▸ **SUPPLIED DATA**
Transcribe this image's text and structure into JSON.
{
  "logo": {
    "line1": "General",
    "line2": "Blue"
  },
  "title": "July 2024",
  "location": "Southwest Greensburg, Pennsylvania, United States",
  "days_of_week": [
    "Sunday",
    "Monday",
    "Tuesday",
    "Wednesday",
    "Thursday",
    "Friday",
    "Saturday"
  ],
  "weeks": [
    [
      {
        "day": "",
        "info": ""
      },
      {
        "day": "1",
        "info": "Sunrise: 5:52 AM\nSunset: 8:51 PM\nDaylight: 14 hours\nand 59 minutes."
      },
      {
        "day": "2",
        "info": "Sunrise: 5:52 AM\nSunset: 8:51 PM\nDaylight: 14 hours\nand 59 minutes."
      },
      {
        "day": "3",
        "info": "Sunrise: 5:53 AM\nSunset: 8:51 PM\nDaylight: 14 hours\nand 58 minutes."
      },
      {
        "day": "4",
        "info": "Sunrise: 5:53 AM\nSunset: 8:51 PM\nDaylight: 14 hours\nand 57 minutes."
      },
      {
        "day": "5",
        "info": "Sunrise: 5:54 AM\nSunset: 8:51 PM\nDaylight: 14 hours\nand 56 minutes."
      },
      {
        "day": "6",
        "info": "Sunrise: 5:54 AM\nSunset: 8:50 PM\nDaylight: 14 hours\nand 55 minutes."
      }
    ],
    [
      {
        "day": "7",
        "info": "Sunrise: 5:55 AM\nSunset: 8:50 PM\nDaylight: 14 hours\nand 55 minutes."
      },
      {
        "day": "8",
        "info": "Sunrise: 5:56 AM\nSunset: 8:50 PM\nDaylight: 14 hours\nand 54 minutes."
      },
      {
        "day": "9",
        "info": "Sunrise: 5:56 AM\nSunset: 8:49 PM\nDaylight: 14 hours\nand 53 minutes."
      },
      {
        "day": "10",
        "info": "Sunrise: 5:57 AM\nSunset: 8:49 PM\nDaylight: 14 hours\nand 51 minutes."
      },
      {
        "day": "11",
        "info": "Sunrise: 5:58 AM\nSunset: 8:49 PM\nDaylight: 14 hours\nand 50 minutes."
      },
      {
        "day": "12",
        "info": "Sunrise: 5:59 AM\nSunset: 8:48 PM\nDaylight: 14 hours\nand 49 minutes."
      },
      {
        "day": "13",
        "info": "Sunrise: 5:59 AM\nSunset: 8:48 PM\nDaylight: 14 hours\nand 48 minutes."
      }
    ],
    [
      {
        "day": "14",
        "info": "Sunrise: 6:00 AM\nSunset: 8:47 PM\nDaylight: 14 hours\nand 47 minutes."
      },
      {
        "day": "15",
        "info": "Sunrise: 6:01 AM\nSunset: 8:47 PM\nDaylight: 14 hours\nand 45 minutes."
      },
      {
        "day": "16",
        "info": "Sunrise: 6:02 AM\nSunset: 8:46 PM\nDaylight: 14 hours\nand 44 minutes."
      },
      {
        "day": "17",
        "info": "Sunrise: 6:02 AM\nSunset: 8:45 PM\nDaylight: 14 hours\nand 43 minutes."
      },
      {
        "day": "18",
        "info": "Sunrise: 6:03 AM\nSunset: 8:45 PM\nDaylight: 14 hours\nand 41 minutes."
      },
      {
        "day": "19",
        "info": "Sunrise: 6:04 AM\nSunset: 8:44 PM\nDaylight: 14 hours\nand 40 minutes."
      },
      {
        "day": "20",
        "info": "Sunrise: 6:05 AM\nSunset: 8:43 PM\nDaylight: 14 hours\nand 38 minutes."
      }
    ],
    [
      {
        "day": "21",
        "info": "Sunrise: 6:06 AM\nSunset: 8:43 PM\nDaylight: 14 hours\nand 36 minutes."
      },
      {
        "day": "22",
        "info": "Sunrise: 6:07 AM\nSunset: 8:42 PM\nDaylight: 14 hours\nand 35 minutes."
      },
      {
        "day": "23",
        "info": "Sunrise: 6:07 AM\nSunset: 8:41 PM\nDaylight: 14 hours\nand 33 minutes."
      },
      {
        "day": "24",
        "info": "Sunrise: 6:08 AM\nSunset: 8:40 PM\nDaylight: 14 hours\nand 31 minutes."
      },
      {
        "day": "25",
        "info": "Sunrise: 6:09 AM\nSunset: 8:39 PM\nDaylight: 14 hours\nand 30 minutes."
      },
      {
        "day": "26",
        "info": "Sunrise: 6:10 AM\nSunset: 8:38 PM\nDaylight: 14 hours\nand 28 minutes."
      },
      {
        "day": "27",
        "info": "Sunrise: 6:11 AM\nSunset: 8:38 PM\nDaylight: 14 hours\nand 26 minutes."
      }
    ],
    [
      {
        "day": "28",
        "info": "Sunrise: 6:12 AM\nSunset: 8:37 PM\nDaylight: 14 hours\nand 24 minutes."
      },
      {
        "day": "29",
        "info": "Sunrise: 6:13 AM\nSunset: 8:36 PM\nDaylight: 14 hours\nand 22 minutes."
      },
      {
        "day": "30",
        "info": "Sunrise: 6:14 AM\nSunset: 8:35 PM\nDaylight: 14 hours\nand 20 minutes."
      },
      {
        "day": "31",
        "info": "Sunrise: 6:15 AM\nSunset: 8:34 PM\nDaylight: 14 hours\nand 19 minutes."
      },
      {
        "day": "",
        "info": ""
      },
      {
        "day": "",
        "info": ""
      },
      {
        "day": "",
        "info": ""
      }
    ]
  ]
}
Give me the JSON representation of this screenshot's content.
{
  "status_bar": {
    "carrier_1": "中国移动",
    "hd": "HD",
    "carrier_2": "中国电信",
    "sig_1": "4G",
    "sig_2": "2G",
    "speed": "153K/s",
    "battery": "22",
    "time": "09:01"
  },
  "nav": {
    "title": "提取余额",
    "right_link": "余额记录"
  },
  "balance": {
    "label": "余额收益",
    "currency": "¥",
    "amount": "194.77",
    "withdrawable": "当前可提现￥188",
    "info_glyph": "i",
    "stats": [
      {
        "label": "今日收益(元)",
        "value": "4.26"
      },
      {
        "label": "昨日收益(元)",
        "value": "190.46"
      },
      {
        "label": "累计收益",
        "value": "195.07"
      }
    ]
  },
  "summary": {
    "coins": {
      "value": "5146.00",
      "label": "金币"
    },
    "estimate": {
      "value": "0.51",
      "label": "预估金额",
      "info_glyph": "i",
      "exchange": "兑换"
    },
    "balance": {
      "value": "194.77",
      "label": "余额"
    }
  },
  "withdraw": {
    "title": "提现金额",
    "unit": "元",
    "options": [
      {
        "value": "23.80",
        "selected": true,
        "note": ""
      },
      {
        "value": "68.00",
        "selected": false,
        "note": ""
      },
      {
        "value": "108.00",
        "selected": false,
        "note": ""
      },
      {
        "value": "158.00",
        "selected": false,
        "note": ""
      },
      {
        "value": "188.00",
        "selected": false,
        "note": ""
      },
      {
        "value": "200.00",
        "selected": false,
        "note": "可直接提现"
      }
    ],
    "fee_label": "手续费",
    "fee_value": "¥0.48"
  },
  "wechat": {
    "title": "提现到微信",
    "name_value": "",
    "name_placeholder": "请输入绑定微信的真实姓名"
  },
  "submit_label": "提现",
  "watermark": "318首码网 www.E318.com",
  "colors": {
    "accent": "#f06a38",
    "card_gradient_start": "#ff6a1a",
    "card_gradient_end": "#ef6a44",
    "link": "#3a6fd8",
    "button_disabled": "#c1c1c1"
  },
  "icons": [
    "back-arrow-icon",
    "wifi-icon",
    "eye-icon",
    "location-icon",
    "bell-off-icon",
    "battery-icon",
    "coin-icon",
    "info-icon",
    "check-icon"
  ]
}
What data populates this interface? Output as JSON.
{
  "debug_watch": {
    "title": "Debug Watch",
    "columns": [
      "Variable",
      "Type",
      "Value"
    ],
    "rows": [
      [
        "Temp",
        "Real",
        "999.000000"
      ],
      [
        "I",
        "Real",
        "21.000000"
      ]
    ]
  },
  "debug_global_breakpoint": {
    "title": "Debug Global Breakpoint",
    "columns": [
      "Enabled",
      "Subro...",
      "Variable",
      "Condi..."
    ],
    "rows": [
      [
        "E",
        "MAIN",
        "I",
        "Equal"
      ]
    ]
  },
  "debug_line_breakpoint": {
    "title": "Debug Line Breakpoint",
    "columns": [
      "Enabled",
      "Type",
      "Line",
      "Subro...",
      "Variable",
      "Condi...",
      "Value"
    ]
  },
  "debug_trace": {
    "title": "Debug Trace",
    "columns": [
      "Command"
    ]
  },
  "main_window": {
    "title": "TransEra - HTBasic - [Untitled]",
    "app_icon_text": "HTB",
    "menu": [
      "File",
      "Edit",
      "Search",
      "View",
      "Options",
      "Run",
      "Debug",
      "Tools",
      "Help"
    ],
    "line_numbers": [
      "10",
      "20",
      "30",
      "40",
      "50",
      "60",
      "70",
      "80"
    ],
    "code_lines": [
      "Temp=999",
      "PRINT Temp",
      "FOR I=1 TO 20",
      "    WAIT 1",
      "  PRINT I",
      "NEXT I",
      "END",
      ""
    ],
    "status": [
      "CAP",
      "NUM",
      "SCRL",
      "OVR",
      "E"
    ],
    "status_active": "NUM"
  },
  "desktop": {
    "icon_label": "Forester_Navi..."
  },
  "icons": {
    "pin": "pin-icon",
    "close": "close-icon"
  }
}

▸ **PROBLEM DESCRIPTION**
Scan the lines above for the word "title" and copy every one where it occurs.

▸ **SOLVED PROBLEM**
  "title": "July 2024",
    "title": "提取余额",
    "title": "提现金额",
    "title": "提现到微信",
    "title": "Debug Watch",
    "title": "Debug Global Breakpoint",
    "title": "Debug Line Breakpoint",
    "title": "Debug Trace",
    "title": "TransEra - HTBasic - [Untitled]",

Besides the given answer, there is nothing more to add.